The Appalachian Trail in Maine extends from the New Hampshire border over the crest of the western mountains, across the Kennebec River valley and through the 100-Mile Wilderness to Baxter Park and finishes atop Katahdin. The 282-mile stretch is arguably the most remote, rugged and scenic of the trail’s 14-state, 2,192-mile route that emanates in northern Georgia.

This summer and fall, hikers can sample some the best terrain that Maine’s AT has to offer through a series of fun day hikes organized by the Maine Appalachian Trail Land Trust. Since it was established in 2002, MATLT has helped conserve more than 40,000 acres and protect nearly 28 miles of the AT corridor, including five of Maine’s 4,000-foot peaks.

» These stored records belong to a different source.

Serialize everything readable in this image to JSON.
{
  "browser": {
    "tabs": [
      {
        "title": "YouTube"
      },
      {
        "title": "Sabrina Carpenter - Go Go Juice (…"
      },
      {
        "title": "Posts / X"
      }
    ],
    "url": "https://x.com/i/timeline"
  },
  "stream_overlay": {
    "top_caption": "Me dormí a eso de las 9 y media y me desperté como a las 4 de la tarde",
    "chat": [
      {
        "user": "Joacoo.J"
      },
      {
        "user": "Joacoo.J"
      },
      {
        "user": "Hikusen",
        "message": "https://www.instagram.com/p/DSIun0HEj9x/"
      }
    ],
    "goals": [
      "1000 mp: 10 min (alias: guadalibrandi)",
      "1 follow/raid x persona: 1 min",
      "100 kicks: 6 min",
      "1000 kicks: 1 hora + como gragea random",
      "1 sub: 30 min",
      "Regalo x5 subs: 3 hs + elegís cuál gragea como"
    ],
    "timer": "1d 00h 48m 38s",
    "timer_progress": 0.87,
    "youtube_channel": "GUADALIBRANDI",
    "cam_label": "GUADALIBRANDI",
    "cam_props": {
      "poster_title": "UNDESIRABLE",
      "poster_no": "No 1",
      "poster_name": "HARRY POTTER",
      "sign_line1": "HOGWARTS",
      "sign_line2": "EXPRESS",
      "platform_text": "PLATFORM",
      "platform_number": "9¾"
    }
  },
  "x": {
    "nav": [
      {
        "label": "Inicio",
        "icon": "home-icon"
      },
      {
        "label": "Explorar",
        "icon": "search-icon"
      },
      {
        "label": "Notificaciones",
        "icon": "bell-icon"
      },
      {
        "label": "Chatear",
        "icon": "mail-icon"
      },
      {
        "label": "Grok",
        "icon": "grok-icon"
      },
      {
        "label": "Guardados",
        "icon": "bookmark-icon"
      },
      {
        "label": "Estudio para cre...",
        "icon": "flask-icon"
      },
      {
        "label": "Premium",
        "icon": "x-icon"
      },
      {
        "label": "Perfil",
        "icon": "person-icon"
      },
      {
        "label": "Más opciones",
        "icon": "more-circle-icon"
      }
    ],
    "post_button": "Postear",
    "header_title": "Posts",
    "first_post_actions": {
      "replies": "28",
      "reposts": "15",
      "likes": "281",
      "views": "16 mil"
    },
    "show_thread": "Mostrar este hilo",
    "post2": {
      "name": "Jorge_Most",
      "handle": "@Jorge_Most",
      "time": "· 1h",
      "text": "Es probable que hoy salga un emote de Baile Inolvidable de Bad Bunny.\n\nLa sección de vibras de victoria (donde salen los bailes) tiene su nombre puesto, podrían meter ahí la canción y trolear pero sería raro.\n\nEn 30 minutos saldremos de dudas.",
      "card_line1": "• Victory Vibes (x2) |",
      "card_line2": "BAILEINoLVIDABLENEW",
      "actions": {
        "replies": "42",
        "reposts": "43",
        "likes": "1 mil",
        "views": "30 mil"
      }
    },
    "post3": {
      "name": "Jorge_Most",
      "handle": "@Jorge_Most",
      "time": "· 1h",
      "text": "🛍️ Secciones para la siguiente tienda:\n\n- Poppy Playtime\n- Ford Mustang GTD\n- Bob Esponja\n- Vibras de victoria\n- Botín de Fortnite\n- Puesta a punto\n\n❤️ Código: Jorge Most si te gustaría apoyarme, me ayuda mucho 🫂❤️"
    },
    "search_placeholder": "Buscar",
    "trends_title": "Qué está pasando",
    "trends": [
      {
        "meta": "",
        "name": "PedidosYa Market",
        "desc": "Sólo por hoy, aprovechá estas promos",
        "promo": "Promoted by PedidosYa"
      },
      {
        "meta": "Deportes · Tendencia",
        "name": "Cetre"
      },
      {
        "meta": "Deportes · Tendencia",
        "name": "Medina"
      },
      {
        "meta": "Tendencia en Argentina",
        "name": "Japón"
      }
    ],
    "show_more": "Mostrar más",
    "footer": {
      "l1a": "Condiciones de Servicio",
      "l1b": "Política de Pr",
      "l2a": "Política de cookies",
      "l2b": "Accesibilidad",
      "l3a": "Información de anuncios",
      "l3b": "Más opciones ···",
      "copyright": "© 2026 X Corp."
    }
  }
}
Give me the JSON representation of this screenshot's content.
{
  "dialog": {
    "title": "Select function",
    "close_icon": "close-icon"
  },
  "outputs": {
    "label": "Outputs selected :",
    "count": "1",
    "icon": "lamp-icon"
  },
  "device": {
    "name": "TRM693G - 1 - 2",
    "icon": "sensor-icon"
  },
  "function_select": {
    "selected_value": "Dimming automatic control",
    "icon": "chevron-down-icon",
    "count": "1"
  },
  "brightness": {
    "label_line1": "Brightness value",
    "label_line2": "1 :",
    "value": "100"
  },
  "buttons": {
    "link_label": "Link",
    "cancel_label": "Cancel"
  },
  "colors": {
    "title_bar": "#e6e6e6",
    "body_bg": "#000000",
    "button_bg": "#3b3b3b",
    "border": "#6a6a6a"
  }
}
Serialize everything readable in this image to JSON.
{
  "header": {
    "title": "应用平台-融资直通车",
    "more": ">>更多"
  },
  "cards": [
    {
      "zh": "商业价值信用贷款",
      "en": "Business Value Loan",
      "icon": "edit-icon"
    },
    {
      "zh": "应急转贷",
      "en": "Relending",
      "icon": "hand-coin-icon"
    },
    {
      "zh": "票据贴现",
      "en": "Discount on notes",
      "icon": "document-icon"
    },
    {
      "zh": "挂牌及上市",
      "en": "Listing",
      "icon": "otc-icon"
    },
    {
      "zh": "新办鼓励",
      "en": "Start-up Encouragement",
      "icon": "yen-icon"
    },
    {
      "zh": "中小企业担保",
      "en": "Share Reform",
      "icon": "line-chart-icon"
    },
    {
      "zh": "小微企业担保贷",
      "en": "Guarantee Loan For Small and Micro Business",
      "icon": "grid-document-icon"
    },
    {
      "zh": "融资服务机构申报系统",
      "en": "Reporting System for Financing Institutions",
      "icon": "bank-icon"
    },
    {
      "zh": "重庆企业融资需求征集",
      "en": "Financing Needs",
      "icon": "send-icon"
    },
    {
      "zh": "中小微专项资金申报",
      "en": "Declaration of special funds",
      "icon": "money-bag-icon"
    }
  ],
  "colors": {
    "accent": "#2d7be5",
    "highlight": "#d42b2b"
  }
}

MATLT’s popular series of what it calls community hikes kicks off in early July and run through late October. Six great hikes are on the calendar now and more will be added. Free and open to the public, but limited to 10 participants, the hikes are meant to accommodate all ability levels. Each is led by a knowledgeable leader and designed to be a fun, social, supportive and educational experience.

“Our mission is to protect the Appalachian Trail region in Maine for the public benefit, but people have to know it’s there” said Simon Rucker, MATLT’s executive director. “The AT is beautiful and sells itself, but you’ve got to get people out on it to help support it.”

A hiker stops top enjoy the view looking toward Grafton Notch from Puzzle Mountain overlook. Photo courtesy Maine Appalachian

Seven years ago, MATLT determined that there was a public awareness problem with regard to the AT, that a lot of people, including many who lived right near the trail, didn’t know much about the trail or where it went. The AT is remote by nature and linear in structure, an important natural resource that is in many ways hidden in plain sight.

“That’s when we came up with the community hikes idea,” Rucker said. “Ever since, it’s been our best engagement tool, getting both experienced hikers and those new to the sport interested in the AT and energized about our conservation work to better protect it.”


Community hikes on tap so far include Cranberry Peak in the Bigelow Range, Saddleback and The Horn, East and West Baldpate, Little Bigelow and Four Ponds between Route 4 and Route 17 near Rangeley. The series begins, ostensibly, with a hike on Caribou Mountain in Evans Notch, which might have you scratching your head.

A hiker on the summit of Cranberry Peak enjoys the view of the Bigelow Range. Carey Kish photo

“Caribou isn’t on the AT, but you can see the AT from there,” chuckled Rucker. “It has become our go-to warm-up hike to ease into the season. It’s accessible and lower in elevation but with aspects of terrain similar to what you’ll find along the AT.”

This hiker is registered for the July 31 hike on Berry Pickers Trail to the 4,000-foot summits of Saddleback and The Horn. I’ve been on Saddleback many times over the years, but never on the relatively new (2016) Berry Pickers Trail, so I’m super excited. And I’ve already learned an interesting factoid: that the local berry pickers who used the informal trail for years were after mountain cranberries, not blueberries as I’d assumed. Thanks, Simon. Good AT trivia!

Hikers make their way along the Berry Picker’s Trail with The Horn in background. Photo courtesy Maine Appalachian

To accomplish its mission, the MATLT works with a host of amazing conservation partners, like the Maine Appalachian Trail Club. In fact, two MATC members sit on MATLT’s board. Other key partners include the Appalachian Trail Conservancy, National Park Service, Appalachian Mountain Club, High Peaks Alliance, Maine Bureau of Parks and Lands, Forest Society of Maine, and Trust for Public Land, among others.

Over the years, MATLT has helped protect large swaths of land on Mt. Abraham, Saddleback (including the Orbeton Stream valley), the White Cap Range (including the White Brook valley and a portion of Gulf Hagas and the West Branch of the Pleasant River), South Crocker and North Crocker, Sugarloaf, Mt. Redington and Moxie Bald Mountain. A very impressive resume of accomplishments indeed.

MATLT also hosts a winter version of community hikes, beginning sometime in December (generally after there’s enough snow for snowshoeing) and running into April. Pre-registration at is required for MATLT’s community hikes. They’ll email you all the pertinent trip details and help arrange carpooling to the trailhead. Have fun, and maybe see you out there.

Carey Kish of Mount Desert Island is an outdoors writer and two-time Appalachian Trail thru-hiker. Follow Carey’s adventures on Facebook @CareyKish

Related Headlines

Only subscribers are eligible to post comments. Please subscribe or login first for digital access. Here’s why.

Use the form below to reset your password. When you've submitted your account email, we will send an email with a reset code.